A research team from University of Málaga developed a prototype that combines sensors on the scalp and a graphic interface so that people with a severe impairment of motor skills can communicate with their environment. The device reads brain activity and materializes it in a computer that, with virtual voice assistants, sends the text through instant messaging or email to patient contacts.
The results of this study, developed by the group UMA-BCI with healthy people, they confirm their suitability to start testing in patients affected by amyotrophic lateral sclerosis (ALS), the Guillain-Barré syndrome , chronic and other similar neurological diseases that progressively weaken the motor system. These diseases completely isolate the patient to the point of causing what is known as captivity syndrome, not being able to relate to the outside. The fact of being able to maintain interaction with the environment could Improve your quality of life.
The device allows text messages to be sent to contacts even though the patient cannot even blink. The system uses a brain-computer interface (BCI), a type of assistive technology based on users’ brain signals and an external device that ‘translates’ them. In this way, the experts propose the use of this system in the article ‘Brain-Computer Interface (BCI) Control of a Virtual Assistant in a Smartphone to Manage Messaging Applications’ from the journal ‘Sensors’ as a valid option to output brain activity without the intervention of any physical action.
Currently, there are more robust and effective systems to give voice and movement to people with motor difficulties, but there must be physical activity, even if it is minimal. “The really novel thing about this project is that messaging applications are controlled through the voice assistant. being only necessary that there is brain activity and without requiring any other action on the part of the patient, such as blinking or eye movements”, he indicates to the Discover Foundation the researcher of the University of Málaga Francisco Velasco, article author.
Although the prototype has been successfully tested, studies still need to be done for it to be available on the market.

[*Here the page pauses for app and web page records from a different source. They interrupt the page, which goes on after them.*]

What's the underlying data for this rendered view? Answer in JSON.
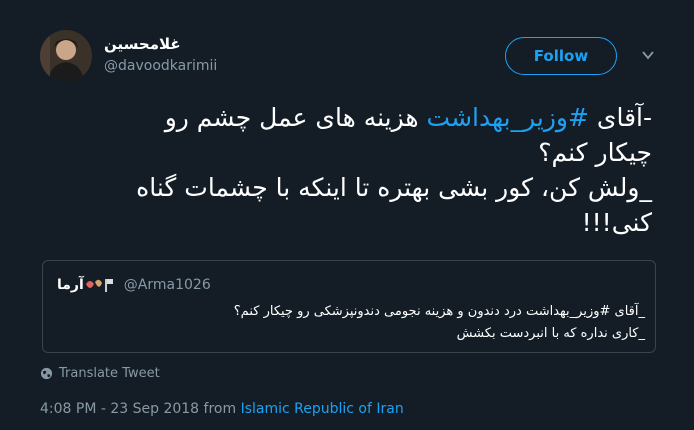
{
  "author": {
    "display_name": "غلامحسین",
    "handle": "@davoodkarimii"
  },
  "follow_label": "Follow",
  "tweet": {
    "line1_prefix": "-آقای ",
    "line1_hashtag": "#وزیر_بهداشت",
    "line1_suffix": " هزینه های عمل چشم رو",
    "line2": "چیکار کنم؟",
    "line3": "_ولش کن، کور بشی بهتره تا اینکه با چشمات گناه",
    "line4": "کنی!!!"
  },
  "quoted_tweet": {
    "display_name": "آرما",
    "handle": "@Arma1026",
    "line1": "_آقای #وزیر_بهداشت درد دندون و هزینه نجومی دندونپزشکی رو چیکار کنم؟",
    "line2": "_کاری نداره که با انبردست بکشش"
  },
  "translate_label": "Translate Tweet",
  "timestamp": "4:08 PM - 23 Sep 2018 from ",
  "location": "Islamic Republic of Iran",
  "icons": {
    "menu": "chevron-down-icon",
    "translate": "globe-icon"
  },
  "colors": {
    "background": "#141d26",
    "accent": "#1da1f2",
    "secondary_text": "#8899a6"
  }
}
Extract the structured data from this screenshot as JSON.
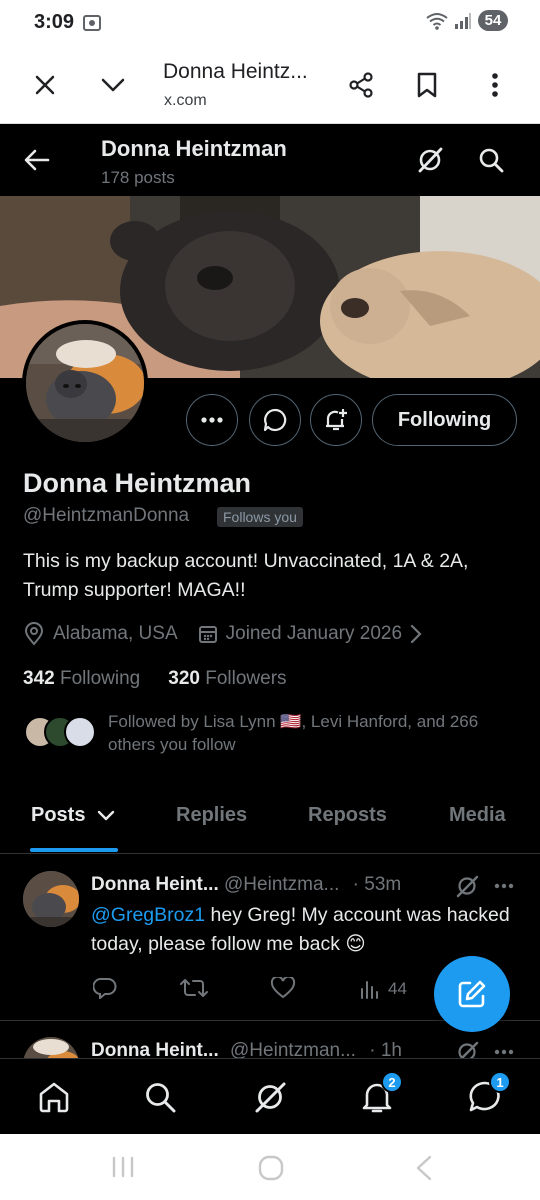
{
  "status_bar": {
    "time": "3:09",
    "battery": "54"
  },
  "browser": {
    "title": "Donna Heintz...",
    "url": "x.com"
  },
  "header": {
    "name": "Donna Heintzman",
    "posts_count": "178 posts"
  },
  "profile": {
    "name": "Donna Heintzman",
    "handle": "@HeintzmanDonna",
    "follows_you": "Follows you",
    "bio": "This is my backup account! Unvaccinated, 1A & 2A, Trump supporter! MAGA!!",
    "location": "Alabama, USA",
    "joined": "Joined January 2026",
    "following_count": "342",
    "following_label": "Following",
    "followers_count": "320",
    "followers_label": "Followers",
    "followed_by": "Followed by Lisa Lynn 🇺🇸, Levi Hanford, and 266 others you follow",
    "following_button": "Following"
  },
  "tabs": [
    {
      "label": "Posts"
    },
    {
      "label": "Replies"
    },
    {
      "label": "Reposts"
    },
    {
      "label": "Media"
    }
  ],
  "posts": [
    {
      "name": "Donna Heint...",
      "handle": "@Heintzma...",
      "time": "· 53m",
      "mention": "@GregBroz1",
      "text": " hey Greg! My account was hacked today, please follow me back 😊",
      "views": "44"
    },
    {
      "name": "Donna Heint...",
      "handle": "@Heintzman...",
      "time": "· 1h"
    }
  ],
  "nav_badges": {
    "notifications": "2",
    "messages": "1"
  },
  "colors": {
    "accent": "#1d9bf0",
    "background": "#000000",
    "secondary_text": "#71767b"
  }
}
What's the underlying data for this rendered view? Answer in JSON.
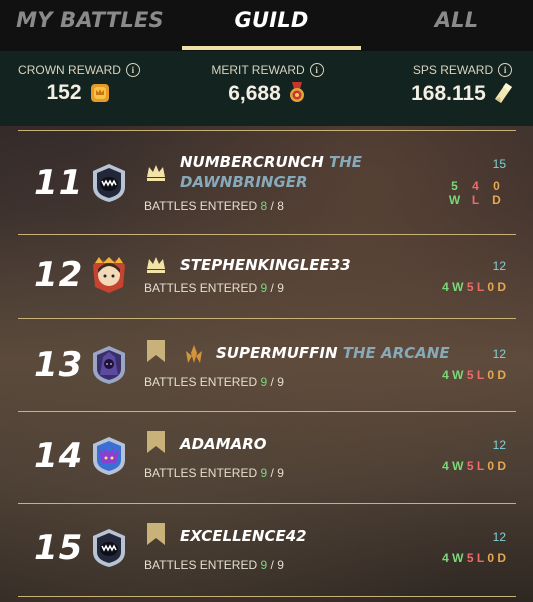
{
  "tabs": [
    {
      "label": "MY BATTLES",
      "active": false
    },
    {
      "label": "GUILD",
      "active": true
    },
    {
      "label": "ALL",
      "active": false
    }
  ],
  "rewards": {
    "crown": {
      "label": "CROWN REWARD",
      "value": "152",
      "icon": "crown-token-icon"
    },
    "merit": {
      "label": "MERIT REWARD",
      "value": "6,688",
      "icon": "merit-medal-icon"
    },
    "sps": {
      "label": "SPS REWARD",
      "value": "168.115",
      "icon": "sps-crystal-icon"
    }
  },
  "rows": [
    {
      "rank": "11",
      "name": "NUMBERCRUNCH",
      "title": "THE DAWNBRINGER",
      "entered_label": "BATTLES ENTERED",
      "entered": "8",
      "total": "8",
      "score": "15",
      "w": "5",
      "l": "4",
      "d": "0",
      "wl": "W",
      "ll": "L",
      "dl": "D"
    },
    {
      "rank": "12",
      "name": "STEPHENKINGLEE33",
      "title": "",
      "entered_label": "BATTLES ENTERED",
      "entered": "9",
      "total": "9",
      "score": "12",
      "w": "4 W",
      "l": "5 L",
      "d": "0 D"
    },
    {
      "rank": "13",
      "name": "SUPERMUFFIN",
      "title": "THE ARCANE",
      "entered_label": "BATTLES ENTERED",
      "entered": "9",
      "total": "9",
      "score": "12",
      "w": "4 W",
      "l": "5 L",
      "d": "0 D"
    },
    {
      "rank": "14",
      "name": "ADAMARO",
      "title": "",
      "entered_label": "BATTLES ENTERED",
      "entered": "9",
      "total": "9",
      "score": "12",
      "w": "4 W",
      "l": "5 L",
      "d": "0 D"
    },
    {
      "rank": "15",
      "name": "EXCELLENCE42",
      "title": "",
      "entered_label": "BATTLES ENTERED",
      "entered": "9",
      "total": "9",
      "score": "12",
      "w": "4 W",
      "l": "5 L",
      "d": "0 D"
    }
  ],
  "colors": {
    "accent": "#eedfa6",
    "win": "#7bd87b",
    "loss": "#ef6a6a",
    "draw": "#e5a853",
    "title": "#87aabb"
  }
}
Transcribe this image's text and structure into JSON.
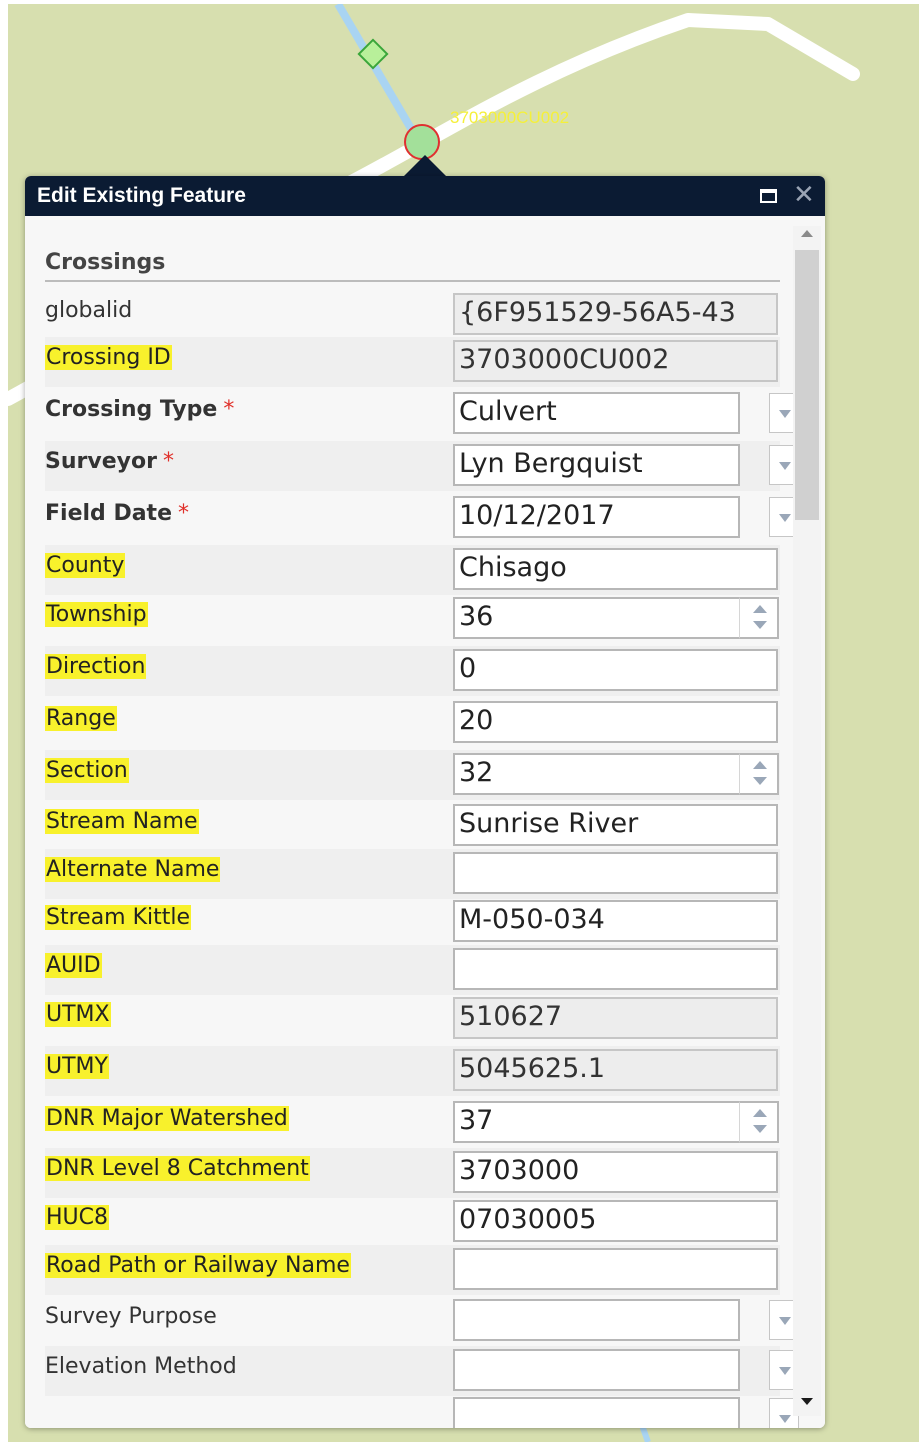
{
  "map": {
    "feature_label": "3703000CU002"
  },
  "popup": {
    "title": "Edit Existing Feature",
    "section": "Crossings",
    "fields": [
      {
        "label": "globalid",
        "value": "{6F951529-56A5-43",
        "kind": "readonly",
        "style": "plain"
      },
      {
        "label": "Crossing ID",
        "value": "3703000CU002",
        "kind": "readonly",
        "style": "highlight"
      },
      {
        "label": "Crossing Type",
        "value": "Culvert",
        "kind": "select",
        "style": "bold",
        "required": "*"
      },
      {
        "label": "Surveyor",
        "value": "Lyn Bergquist",
        "kind": "select",
        "style": "bold",
        "required": "*"
      },
      {
        "label": "Field Date",
        "value": "10/12/2017",
        "kind": "select",
        "style": "bold",
        "required": "*"
      },
      {
        "label": "County",
        "value": "Chisago",
        "kind": "text",
        "style": "highlight"
      },
      {
        "label": "Township",
        "value": "36",
        "kind": "spin",
        "style": "highlight"
      },
      {
        "label": "Direction",
        "value": "0",
        "kind": "text",
        "style": "highlight"
      },
      {
        "label": "Range",
        "value": "20",
        "kind": "text",
        "style": "highlight"
      },
      {
        "label": "Section",
        "value": "32",
        "kind": "spin",
        "style": "highlight"
      },
      {
        "label": "Stream Name",
        "value": "Sunrise River",
        "kind": "text",
        "style": "highlight"
      },
      {
        "label": "Alternate Name",
        "value": "",
        "kind": "text",
        "style": "highlight"
      },
      {
        "label": "Stream Kittle",
        "value": "M-050-034",
        "kind": "text",
        "style": "highlight"
      },
      {
        "label": "AUID",
        "value": "",
        "kind": "text",
        "style": "highlight"
      },
      {
        "label": "UTMX",
        "value": "510627",
        "kind": "readonly",
        "style": "highlight"
      },
      {
        "label": "UTMY",
        "value": "5045625.1",
        "kind": "readonly",
        "style": "highlight"
      },
      {
        "label": "DNR Major Watershed",
        "value": "37",
        "kind": "spin",
        "style": "highlight"
      },
      {
        "label": "DNR Level 8 Catchment",
        "value": "3703000",
        "kind": "text",
        "style": "highlight"
      },
      {
        "label": "HUC8",
        "value": "07030005",
        "kind": "text",
        "style": "highlight"
      },
      {
        "label": "Road Path or Railway Name",
        "value": "",
        "kind": "text",
        "style": "highlight"
      },
      {
        "label": "Survey Purpose",
        "value": "",
        "kind": "select",
        "style": "plain"
      },
      {
        "label": "Elevation Method",
        "value": "",
        "kind": "select",
        "style": "plain"
      },
      {
        "label": "",
        "value": "",
        "kind": "select",
        "style": "plain"
      }
    ]
  },
  "colors": {
    "titlebar": "#0b1b33",
    "highlight": "#f8f12c",
    "required": "#e0302a",
    "map_bg": "#d7dfaf",
    "feature_label": "#f5f03a"
  }
}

Tests with real patients must be carried out to validate its suitability. Despite this, it is postulated as an effective tool to improve the lives of patients and their families or caregivers.
Come out of isolation
The system consists of placing a device on the person’s head to which different flashing options will be shown on a screen. The user it will mentally count the times the chosen icon lights up. When you reach a predetermined number, the chosen application will open. Next, this same action is repeated in the different menus that will appear, for example, in the contacts of your agenda.
In the event that the patient has chosen the WhatsApp application and selected the sender and the text they want to send, the system sends a synthesized voice command, such as ‘Ok Google’ on Android devices, is interpreted by a virtual assistant and executed on the smartphone.
In some diseases, such as ALS, the patient sees their independence progressively diminished as their mobility is reduced to the point of not even being able to control their blinking. “In total isolation, without being able to move or interact in any way with their environment, the patient accentuates the deterioration of their intellectual capacities, which are added to their motor ones”, describes the researcher.
For this reason, the researchers test the device in real environments with patients with severe motor disabilities, as it could help these people maintain their relationship with those around them for longer. In addition, it would allow us to delve into the disease and find out, for example, if there is a deterioration in consciousness, something about which we are still not certain.
The experts also propose to continue improving the system in order to obtain an affordable and usable device and optimize the algorithms to reduce possible errors in the selection of options.